Velvetleaf found in horticultural crop

22 December 2021

A photo of velvetleef seedlings in a melon crop.

A photo of velvetleef seedlings in a melon crop. Photo credit: Courtesy of Sally Linton.

Velvetleaf, an unwanted organism under the Biosecurity Act, is a weed that can drop as many as 30,000 seeds and compete against crops for precious nutrients. What can be a small problem in the first season quickly becomes a much bigger problem next season if left unchecked.

Velvetleaf has recently been found in a melon crop in Auckland. The land was a new horticultural area that had historically been in maize, which is when the incursion occurred. This melon crop will now require intensive management to control the velvetleaf.

Growers should be particularly careful when using maize as a rotational crop as the harvesting machinery can inadvertently bring velvetleaf seed on to the property. Ensuring all machinery that comes onto a property is clean will help to prevent the spread of weeds, including velvetleaf.

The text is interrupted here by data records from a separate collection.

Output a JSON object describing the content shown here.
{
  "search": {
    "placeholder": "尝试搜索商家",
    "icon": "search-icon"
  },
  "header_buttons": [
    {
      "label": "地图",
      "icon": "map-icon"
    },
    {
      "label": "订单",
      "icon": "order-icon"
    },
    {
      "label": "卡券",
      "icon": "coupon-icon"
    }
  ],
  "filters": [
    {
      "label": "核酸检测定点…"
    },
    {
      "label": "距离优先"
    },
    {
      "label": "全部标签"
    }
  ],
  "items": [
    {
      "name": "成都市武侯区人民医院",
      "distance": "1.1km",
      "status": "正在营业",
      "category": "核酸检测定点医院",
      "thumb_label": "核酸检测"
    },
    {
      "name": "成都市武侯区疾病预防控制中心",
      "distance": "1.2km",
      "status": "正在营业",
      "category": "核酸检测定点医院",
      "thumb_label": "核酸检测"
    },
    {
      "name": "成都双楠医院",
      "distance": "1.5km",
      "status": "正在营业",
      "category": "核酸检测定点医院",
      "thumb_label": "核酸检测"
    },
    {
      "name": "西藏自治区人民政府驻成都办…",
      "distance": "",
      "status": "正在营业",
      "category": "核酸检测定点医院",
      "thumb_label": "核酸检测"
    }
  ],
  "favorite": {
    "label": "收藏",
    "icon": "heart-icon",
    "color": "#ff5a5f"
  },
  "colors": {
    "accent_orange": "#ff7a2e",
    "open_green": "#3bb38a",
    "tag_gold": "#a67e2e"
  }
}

It is also important when going to new areas to know the land history as velvetleaf seeds can remain dormant in soils, especially those in pasture, and will germinate when cultivation occurs.

Velvetleaf has been found throughout New Zealand and is potentially in any crop. However, the Auckland and Waikato areas where significant amounts of maize are grown are of key concern.

If you think you have found velvetleaf, please take a photo and call it in on 0800 80 99 66 or log through the Find a Pest app.

Sally Linton, Velvetleaf Community Outreach North Island, can help with questions and can offer growers support.  Sally is on mobile 027 278 1620 or email